[Data to examine]
+--

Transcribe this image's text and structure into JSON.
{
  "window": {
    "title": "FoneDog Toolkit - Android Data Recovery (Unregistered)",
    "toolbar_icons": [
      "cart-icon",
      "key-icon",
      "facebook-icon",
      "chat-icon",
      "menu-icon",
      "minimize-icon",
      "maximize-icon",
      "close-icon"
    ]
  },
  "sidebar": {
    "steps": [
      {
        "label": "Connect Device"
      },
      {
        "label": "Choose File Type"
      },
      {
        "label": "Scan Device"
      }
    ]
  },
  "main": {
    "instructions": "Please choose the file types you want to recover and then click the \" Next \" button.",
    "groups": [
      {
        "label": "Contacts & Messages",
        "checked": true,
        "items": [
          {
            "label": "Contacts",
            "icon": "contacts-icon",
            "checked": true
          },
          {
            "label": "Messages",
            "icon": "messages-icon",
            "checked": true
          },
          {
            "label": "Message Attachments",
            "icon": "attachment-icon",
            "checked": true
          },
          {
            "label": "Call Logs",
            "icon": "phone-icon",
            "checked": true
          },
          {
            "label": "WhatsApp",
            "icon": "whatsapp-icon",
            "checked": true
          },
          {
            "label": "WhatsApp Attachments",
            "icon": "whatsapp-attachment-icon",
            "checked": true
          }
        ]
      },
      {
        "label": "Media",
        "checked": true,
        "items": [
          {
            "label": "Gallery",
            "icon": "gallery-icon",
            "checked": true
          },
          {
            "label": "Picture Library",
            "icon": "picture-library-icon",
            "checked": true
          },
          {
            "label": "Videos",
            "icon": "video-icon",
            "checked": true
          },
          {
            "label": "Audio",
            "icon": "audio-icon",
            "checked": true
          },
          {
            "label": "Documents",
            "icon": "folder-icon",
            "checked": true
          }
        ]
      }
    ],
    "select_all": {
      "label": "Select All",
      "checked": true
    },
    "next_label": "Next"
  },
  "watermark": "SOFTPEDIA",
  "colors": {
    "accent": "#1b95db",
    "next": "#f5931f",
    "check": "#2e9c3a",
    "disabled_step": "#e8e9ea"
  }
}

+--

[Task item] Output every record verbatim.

[Exercise response]
Transcribe this image's text and structure into JSON.
{
  "window": {
    "title": "FoneDog Toolkit - Android Data Recovery (Unregistered)",
    "toolbar_icons": [
      "cart-icon",
      "key-icon",
      "facebook-icon",
      "chat-icon",
      "menu-icon",
      "minimize-icon",
      "maximize-icon",
      "close-icon"
    ]
  },
  "sidebar": {
    "steps": [
      {
        "label": "Connect Device"
      },
      {
        "label": "Choose File Type"
      },
      {
        "label": "Scan Device"
      }
    ]
  },
  "main": {
    "instructions": "Please choose the file types you want to recover and then click the \" Next \" button.",
    "groups": [
      {
        "label": "Contacts & Messages",
        "checked": true,
        "items": [
          {
            "label": "Contacts",
            "icon": "contacts-icon",
            "checked": true
          },
          {
            "label": "Messages",
            "icon": "messages-icon",
            "checked": true
          },
          {
            "label": "Message Attachments",
            "icon": "attachment-icon",
            "checked": true
          },
          {
            "label": "Call Logs",
            "icon": "phone-icon",
            "checked": true
          },
          {
            "label": "WhatsApp",
            "icon": "whatsapp-icon",
            "checked": true
          },
          {
            "label": "WhatsApp Attachments",
            "icon": "whatsapp-attachment-icon",
            "checked": true
          }
        ]
      },
      {
        "label": "Media",
        "checked": true,
        "items": [
          {
            "label": "Gallery",
            "icon": "gallery-icon",
            "checked": true
          },
          {
            "label": "Picture Library",
            "icon": "picture-library-icon",
            "checked": true
          },
          {
            "label": "Videos",
            "icon": "video-icon",
            "checked": true
          },
          {
            "label": "Audio",
            "icon": "audio-icon",
            "checked": true
          },
          {
            "label": "Documents",
            "icon": "folder-icon",
            "checked": true
          }
        ]
      }
    ],
    "select_all": {
      "label": "Select All",
      "checked": true
    },
    "next_label": "Next"
  },
  "watermark": "SOFTPEDIA",
  "colors": {
    "accent": "#1b95db",
    "next": "#f5931f",
    "check": "#2e9c3a",
    "disabled_step": "#e8e9ea"
  }
}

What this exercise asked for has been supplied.